A federal judge ruled that Fannie Mae shareholders cannot include Goldman Sachs in their lawsuit stemming from the mortgage giant’s accounting scandal, according to the Associated Press.
Investors who lost money they spent on Fannie Mae shares had asserted that Goldman constructed deals that enabled the mortgage company to shift more than $107 million in earnings into future years without properly informing investors, the wire service added.
In his ruling, U.S. District Judge Richard J. Leon said, however, that there’s no evidence that Goldman prepared any of Fannie’s misleading financial statements or knew about them in advance, according to the AP. Earlier, Goldman was dropped as a defendant in a shareholders derivative lawsuit, the wire service reported.

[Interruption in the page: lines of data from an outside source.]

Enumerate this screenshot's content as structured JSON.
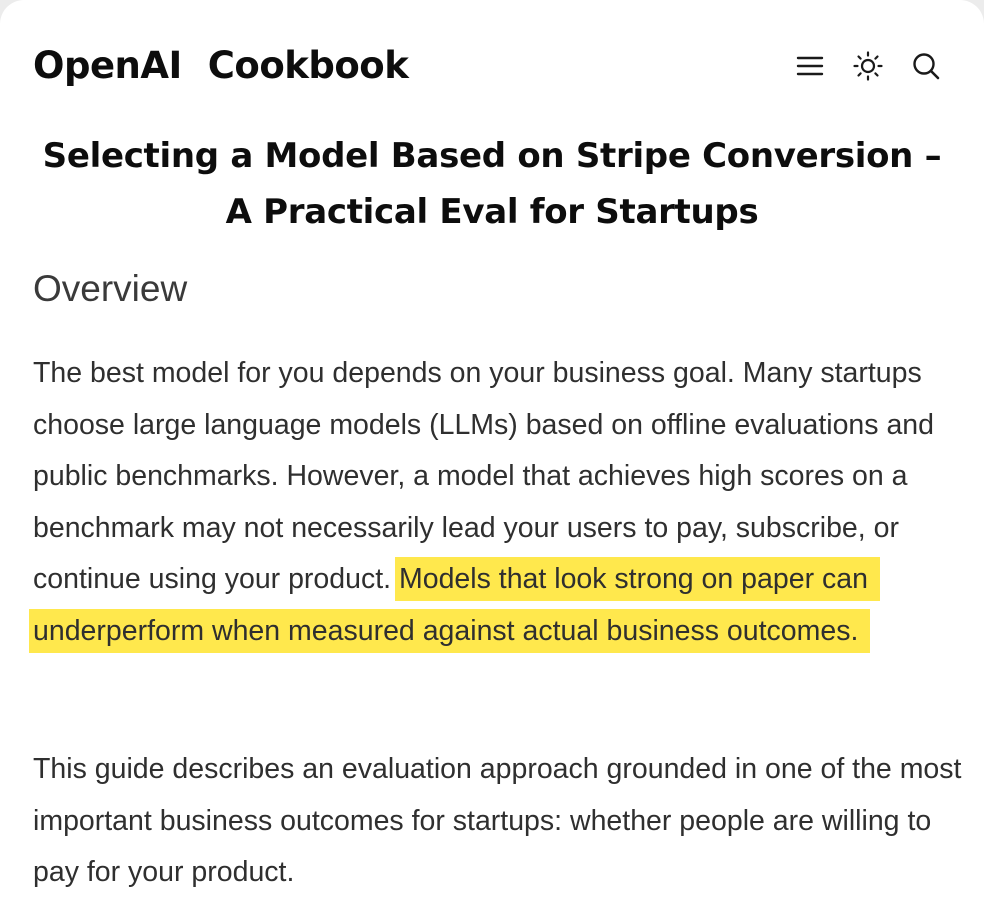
{
  "header": {
    "brand_primary": "OpenAI",
    "brand_secondary": "Cookbook",
    "icons": {
      "menu": "menu-icon",
      "theme": "sun-icon",
      "search": "search-icon"
    }
  },
  "article": {
    "title_line1": "Selecting a Model Based on Stripe Conversion –",
    "title_line2": "A Practical Eval for Startups",
    "section_heading": "Overview",
    "paragraph1_text": "The best model for you depends on your business goal. Many startups choose large language models (LLMs) based on offline evaluations and public benchmarks. However, a model that achieves high scores on a benchmark may not necessarily lead your users to pay, subscribe, or continue using your product.",
    "paragraph1_highlight": "Models that look strong on paper can underperform when measured against actual business outcomes.",
    "paragraph2_text": "This guide describes an evaluation approach grounded in one of the most important business outcomes for startups: whether people are willing to pay for your product."
  },
  "colors": {
    "highlight": "#ffe84d",
    "text": "#2f2f2f",
    "heading": "#0d0d0d"
  }
}
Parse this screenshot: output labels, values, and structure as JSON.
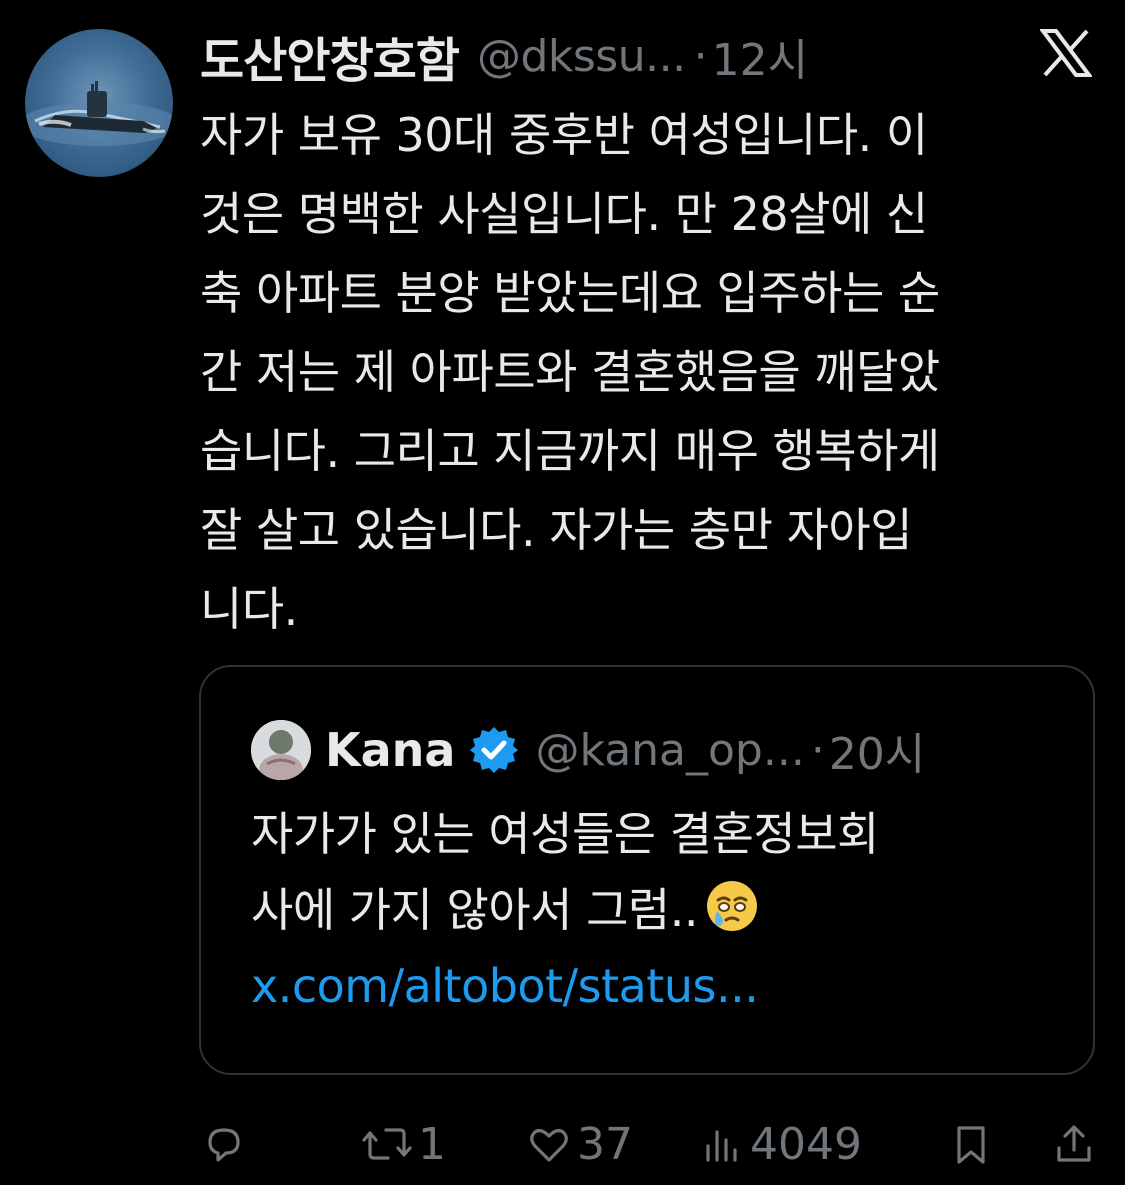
{
  "tweet": {
    "display_name": "도산안창호함",
    "handle": "@dkssu...",
    "separator": "·",
    "time": "12시",
    "text": "자가 보유 30대 중후반 여성입니다. 이\n것은 명백한 사실입니다. 만 28살에 신\n축 아파트 분양 받았는데요 입주하는 순\n간 저는 제 아파트와 결혼했음을 깨달았\n습니다. 그리고 지금까지 매우 행복하게\n잘 살고 있습니다. 자가는 충만 자아입\n니다."
  },
  "quoted": {
    "display_name": "Kana",
    "handle": "@kana_op...",
    "separator": "·",
    "time": "20시",
    "text_line1": "자가가 있는 여성들은 결혼정보회",
    "text_line2": "사에 가지 않아서 그럼..",
    "emoji": "face-holding-back-tears",
    "link": "x.com/altobot/status..."
  },
  "actions": {
    "replies": "",
    "reposts": "1",
    "likes": "37",
    "views": "4049"
  },
  "colors": {
    "background": "#000000",
    "text": "#e7e9ea",
    "muted": "#71767b",
    "link": "#1d9bf0",
    "border": "#2f3336",
    "verified": "#1d9bf0"
  }
}
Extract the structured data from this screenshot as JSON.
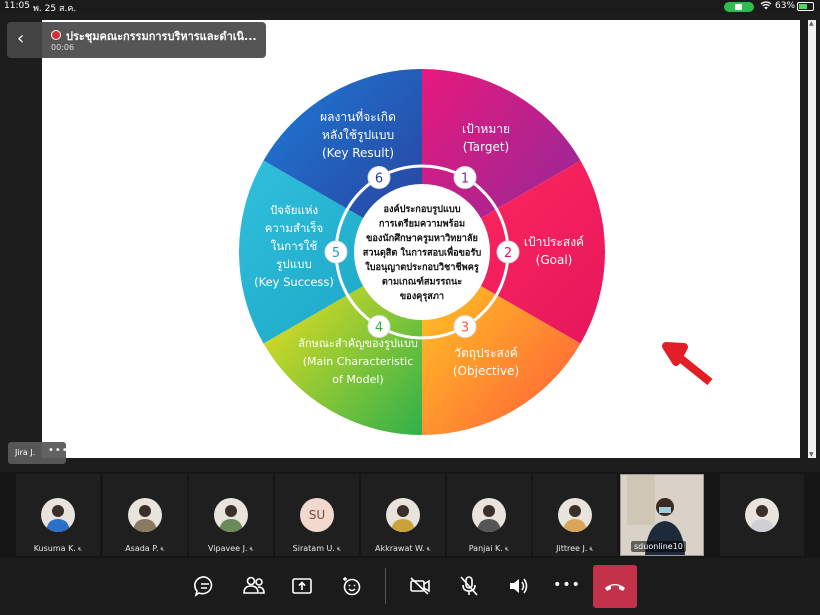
{
  "status_bar": {
    "time": "11:05",
    "date": "พ. 25 ส.ค.",
    "battery": "63%",
    "battery_level": 0.63,
    "icons": [
      "camera-indicator-icon",
      "wifi-icon",
      "battery-icon"
    ]
  },
  "meeting": {
    "title": "ประชุมคณะกรรมการบริหารและดำเนิ...",
    "duration": "00:06"
  },
  "presenter": {
    "name": "Jira J.",
    "more": "•••"
  },
  "slide": {
    "center_text": [
      "องค์ประกอบรูปแบบ",
      "การเตรียมความพร้อม",
      "ของนักศึกษาครูมหาวิทยาลัย",
      "สวนดุสิต ในการสอบเพื่อขอรับ",
      "ใบอนุญาตประกอบวิชาชีพครู",
      "ตามเกณฑ์สมรรถนะ",
      "ของคุรุสภา"
    ],
    "segments": [
      {
        "number": "1",
        "line1": "เป้าหมาย",
        "line2": "(Target)",
        "color_start": "#e8197d",
        "color_end": "#8b2a9b"
      },
      {
        "number": "2",
        "line1": "เป้าประสงค์",
        "line2": "(Goal)",
        "color_start": "#ff2a5e",
        "color_end": "#e6165c"
      },
      {
        "number": "3",
        "line1": "วัตถุประสงค์",
        "line2": "(Objective)",
        "color_start": "#ffcc22",
        "color_end": "#ff5a3a"
      },
      {
        "number": "4",
        "line1": "ลักษณะสำคัญของรูปแบบ",
        "line2": "(Main Characteristic",
        "line3": "of Model)",
        "color_start": "#ffe41c",
        "color_end": "#2fb04a"
      },
      {
        "number": "5",
        "line1": "ปัจจัยแห่ง",
        "line2": "ความสำเร็จ",
        "line3": "ในการใช้",
        "line4": "รูปแบบ",
        "line5": "(Key Success)",
        "color_start": "#2fc0dc",
        "color_end": "#1aa3c4"
      },
      {
        "number": "6",
        "line1": "ผลงานที่จะเกิด",
        "line2": "หลังใช้รูปแบบ",
        "line3": "(Key Result)",
        "color_start": "#1d7bd6",
        "color_end": "#2a3f9c"
      }
    ],
    "annotation_color": "#e21f26"
  },
  "participants": [
    {
      "name": "Kusuma K.",
      "avatar_color": "#2a6fc9"
    },
    {
      "name": "Asada P.",
      "avatar_color": "#8a7a60"
    },
    {
      "name": "Vipavee J.",
      "avatar_color": "#6a8a5a"
    },
    {
      "name": "Siratam U.",
      "initials": "SU"
    },
    {
      "name": "Akkrawat W.",
      "avatar_color": "#c9a23a"
    },
    {
      "name": "Panjai K.",
      "avatar_color": "#555555"
    },
    {
      "name": "Jittree J.",
      "avatar_color": "#d9a55a"
    },
    {
      "name": "sduonline10",
      "video": true
    },
    {
      "name": "",
      "avatar_color": "#cfcfd6"
    }
  ],
  "toolbar": {
    "icons": [
      "chat-icon",
      "people-icon",
      "share-screen-icon",
      "reactions-icon",
      "camera-off-icon",
      "mic-off-icon",
      "speaker-icon",
      "more-icon",
      "hang-up-icon"
    ],
    "more_label": "•••"
  }
}
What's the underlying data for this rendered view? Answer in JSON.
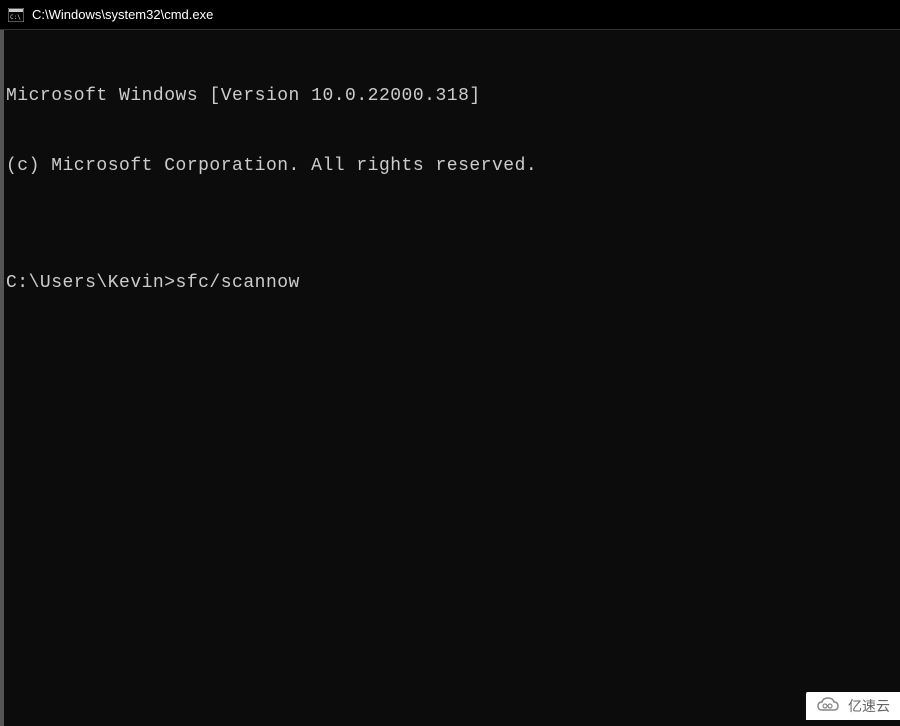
{
  "titlebar": {
    "title": "C:\\Windows\\system32\\cmd.exe"
  },
  "terminal": {
    "line1": "Microsoft Windows [Version 10.0.22000.318]",
    "line2": "(c) Microsoft Corporation. All rights reserved.",
    "blank": "",
    "prompt": "C:\\Users\\Kevin>",
    "command": "sfc/scannow"
  },
  "watermark": {
    "text": "亿速云"
  }
}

The complaint in the just-decided case accused Goldman of furthering Fannie’s fraudulent scheme through two Real Estate Mortgage Investment Conduit (REMIC) transactions “for the sole economic and improper purpose of shifting $107 million of Fannie Mae’s earnings into future periods,” according to the co-lead counsel, the law firm of Berman, DeValerio, Pease, Tabacco, Burt & Pucillo. REMICs are mortgage pools that have been broken apart and sold to fixed-income investors as individual securities.